With the evolution of cheddar over the years, cheesemakers have started to add different flavors and notes to create new and exciting takes. One of the most popular is smoked cheddar, where the wedges are cold smoked for a few hours. The result is a woody and robust cheese perfect for fall. When it comes to other flavors, the sky’s the limit: Think sage, chile, or maple, to name just a few. My favorites include Grafton Village Truffle Cheddar and Cabot Garlic Herb Cheddar.

Of course, cheddar can also be sold shredded, in slices, and in sticks, but watch out for extra preservatives, which can mute the flavor and diminish any natural textures—I always prefer to buy blocks whole and shred them myself.

What’s your favorite type of cheddar? Let us know in the comments!

See what other Food52 readers are saying.

  • cheese making
    cheese making
  • Kt4
  • Gammy
Marissa Mullen is a Brooklyn-based food stylist, recipe developer, photographer and cheese lover. She is the founder of That Cheese Plate and creator of the Cheese By Numbers method.
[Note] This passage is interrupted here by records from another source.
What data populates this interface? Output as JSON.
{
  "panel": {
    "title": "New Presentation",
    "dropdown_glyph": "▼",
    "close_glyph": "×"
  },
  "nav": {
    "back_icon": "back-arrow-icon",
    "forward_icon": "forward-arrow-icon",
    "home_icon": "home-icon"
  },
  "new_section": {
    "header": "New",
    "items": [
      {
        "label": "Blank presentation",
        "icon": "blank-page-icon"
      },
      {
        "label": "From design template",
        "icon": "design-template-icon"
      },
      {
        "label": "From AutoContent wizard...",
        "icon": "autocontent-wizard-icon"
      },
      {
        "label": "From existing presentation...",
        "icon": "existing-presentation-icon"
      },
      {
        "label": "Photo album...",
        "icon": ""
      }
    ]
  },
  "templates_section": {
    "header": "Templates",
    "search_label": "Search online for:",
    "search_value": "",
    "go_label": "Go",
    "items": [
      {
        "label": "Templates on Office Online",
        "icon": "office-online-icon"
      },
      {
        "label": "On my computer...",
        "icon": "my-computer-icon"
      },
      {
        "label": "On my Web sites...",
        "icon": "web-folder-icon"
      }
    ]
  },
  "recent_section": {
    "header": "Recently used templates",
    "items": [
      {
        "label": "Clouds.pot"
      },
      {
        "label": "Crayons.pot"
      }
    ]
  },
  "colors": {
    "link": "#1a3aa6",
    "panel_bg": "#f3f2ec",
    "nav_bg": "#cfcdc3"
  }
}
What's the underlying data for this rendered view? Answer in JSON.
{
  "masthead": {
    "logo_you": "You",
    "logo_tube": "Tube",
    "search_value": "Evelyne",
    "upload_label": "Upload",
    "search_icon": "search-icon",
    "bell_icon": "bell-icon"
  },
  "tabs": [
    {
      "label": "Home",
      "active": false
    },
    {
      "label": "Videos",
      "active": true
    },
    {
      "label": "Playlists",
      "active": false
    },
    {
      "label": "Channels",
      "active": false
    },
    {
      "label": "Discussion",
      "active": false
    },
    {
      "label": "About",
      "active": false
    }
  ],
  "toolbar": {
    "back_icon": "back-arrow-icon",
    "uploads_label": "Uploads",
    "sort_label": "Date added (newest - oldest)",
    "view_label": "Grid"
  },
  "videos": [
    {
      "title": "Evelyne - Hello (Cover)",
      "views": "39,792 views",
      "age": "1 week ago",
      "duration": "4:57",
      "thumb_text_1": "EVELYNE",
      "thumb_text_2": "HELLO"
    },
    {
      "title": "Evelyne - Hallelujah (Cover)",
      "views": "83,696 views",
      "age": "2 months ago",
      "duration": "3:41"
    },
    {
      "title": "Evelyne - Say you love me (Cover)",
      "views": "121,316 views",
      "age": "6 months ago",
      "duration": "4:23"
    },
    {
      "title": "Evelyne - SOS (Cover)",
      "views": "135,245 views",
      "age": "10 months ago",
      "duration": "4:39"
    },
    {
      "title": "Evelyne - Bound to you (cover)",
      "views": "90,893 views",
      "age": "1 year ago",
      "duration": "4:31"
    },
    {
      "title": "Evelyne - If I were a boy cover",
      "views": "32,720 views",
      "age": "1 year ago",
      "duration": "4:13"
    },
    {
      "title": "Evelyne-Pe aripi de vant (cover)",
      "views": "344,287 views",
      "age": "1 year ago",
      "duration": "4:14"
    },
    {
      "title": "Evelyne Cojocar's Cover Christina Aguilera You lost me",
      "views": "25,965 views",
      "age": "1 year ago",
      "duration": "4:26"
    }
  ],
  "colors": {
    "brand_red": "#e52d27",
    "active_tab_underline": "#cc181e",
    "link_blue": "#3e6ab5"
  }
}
She is also the author of the best-selling cookbook, That Cheese Plate Will Change Your Life, a step-by-step styling guide for crafting beautiful and delicious cheese plates as a form of creative expression. Featured on The Today Show, The Rachael Ray Show, Business Insider, Vox among others, Marissa is dedicated to bringing people together through creativity, food and entertainment.


cheese M. January 15, 2024
great blog
Kt4 October 3, 2021
Does making cheddar yellow change the flavor?
Gammy October 4, 2021
Did you read the article? The answer is, "No." "The orange dye was adopted later in the U.S. to keep the cheese the same color throughout the year. While the color is typically quite similar, the cheese’s flavor still depends on its age."
Kt4 October 4, 2021
If you don't have something positive to contribute, you don't have to say anything at all.

"Gammy", Yes, I read the article. Your reply is snarky & less than helpful. Goodbye